[What is needed]:
The answer should consist of the records below, repeated exactly, and no pictures.

[Excerpts from a dataset]

--------------------------------

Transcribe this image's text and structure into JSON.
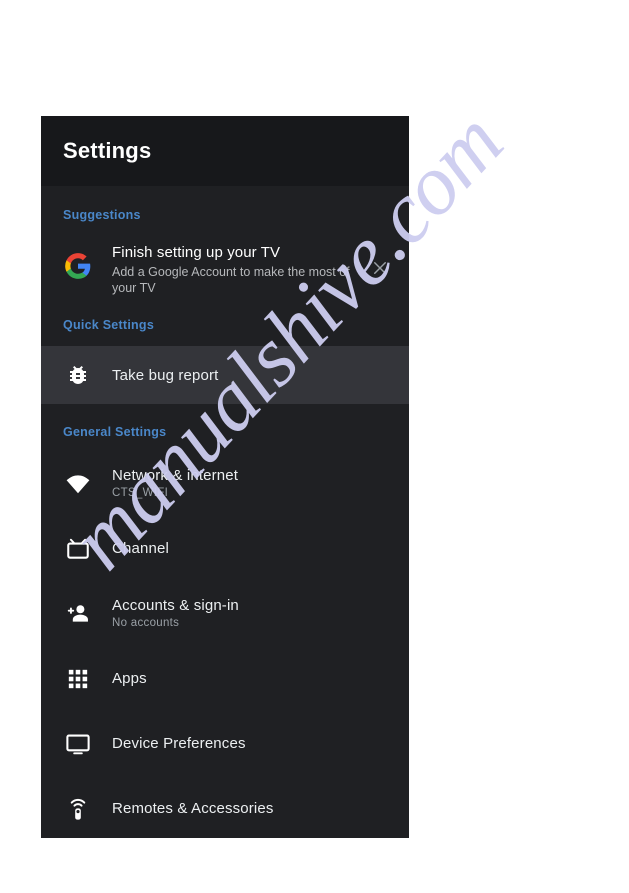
{
  "panel": {
    "header": {
      "title": "Settings"
    },
    "sections": [
      {
        "label": "Suggestions",
        "type": "suggestion",
        "card": {
          "icon": "google-logo-icon",
          "title": "Finish setting up your TV",
          "subtitle": "Add a Google Account to make the most of your TV",
          "dismiss_icon": "close-icon"
        }
      },
      {
        "label": "Quick Settings",
        "type": "list",
        "items": [
          {
            "icon": "bug-icon",
            "label": "Take bug report",
            "sublabel": "",
            "selected": true
          }
        ]
      },
      {
        "label": "General Settings",
        "type": "list",
        "items": [
          {
            "icon": "wifi-icon",
            "label": "Network & internet",
            "sublabel": "CTS_WIFI",
            "selected": false
          },
          {
            "icon": "tv-icon",
            "label": "Channel",
            "sublabel": "",
            "selected": false
          },
          {
            "icon": "person-add-icon",
            "label": "Accounts & sign-in",
            "sublabel": "No accounts",
            "selected": false
          },
          {
            "icon": "apps-grid-icon",
            "label": "Apps",
            "sublabel": "",
            "selected": false
          },
          {
            "icon": "monitor-icon",
            "label": "Device Preferences",
            "sublabel": "",
            "selected": false
          },
          {
            "icon": "remote-icon",
            "label": "Remotes & Accessories",
            "sublabel": "",
            "selected": false
          }
        ]
      }
    ]
  },
  "watermark": {
    "text": "manualshive.com"
  },
  "colors": {
    "page_background": "#ffffff",
    "panel_background": "#1f2023",
    "header_background": "#17181b",
    "section_label": "#4a87c9",
    "selected_row": "#34353a",
    "primary_text": "#eceff1",
    "secondary_text": "#9aa0a6",
    "watermark": "#cdcdf0",
    "google_blue": "#4285F4",
    "google_red": "#EA4335",
    "google_yellow": "#FBBC05",
    "google_green": "#34A853"
  }
}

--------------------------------

[Response to this task]:
Transcribe this image's text and structure into JSON.
{
  "panel": {
    "header": {
      "title": "Settings"
    },
    "sections": [
      {
        "label": "Suggestions",
        "type": "suggestion",
        "card": {
          "icon": "google-logo-icon",
          "title": "Finish setting up your TV",
          "subtitle": "Add a Google Account to make the most of your TV",
          "dismiss_icon": "close-icon"
        }
      },
      {
        "label": "Quick Settings",
        "type": "list",
        "items": [
          {
            "icon": "bug-icon",
            "label": "Take bug report",
            "sublabel": "",
            "selected": true
          }
        ]
      },
      {
        "label": "General Settings",
        "type": "list",
        "items": [
          {
            "icon": "wifi-icon",
            "label": "Network & internet",
            "sublabel": "CTS_WIFI",
            "selected": false
          },
          {
            "icon": "tv-icon",
            "label": "Channel",
            "sublabel": "",
            "selected": false
          },
          {
            "icon": "person-add-icon",
            "label": "Accounts & sign-in",
            "sublabel": "No accounts",
            "selected": false
          },
          {
            "icon": "apps-grid-icon",
            "label": "Apps",
            "sublabel": "",
            "selected": false
          },
          {
            "icon": "monitor-icon",
            "label": "Device Preferences",
            "sublabel": "",
            "selected": false
          },
          {
            "icon": "remote-icon",
            "label": "Remotes & Accessories",
            "sublabel": "",
            "selected": false
          }
        ]
      }
    ]
  },
  "watermark": {
    "text": "manualshive.com"
  },
  "colors": {
    "page_background": "#ffffff",
    "panel_background": "#1f2023",
    "header_background": "#17181b",
    "section_label": "#4a87c9",
    "selected_row": "#34353a",
    "primary_text": "#eceff1",
    "secondary_text": "#9aa0a6",
    "watermark": "#cdcdf0",
    "google_blue": "#4285F4",
    "google_red": "#EA4335",
    "google_yellow": "#FBBC05",
    "google_green": "#34A853"
  }
}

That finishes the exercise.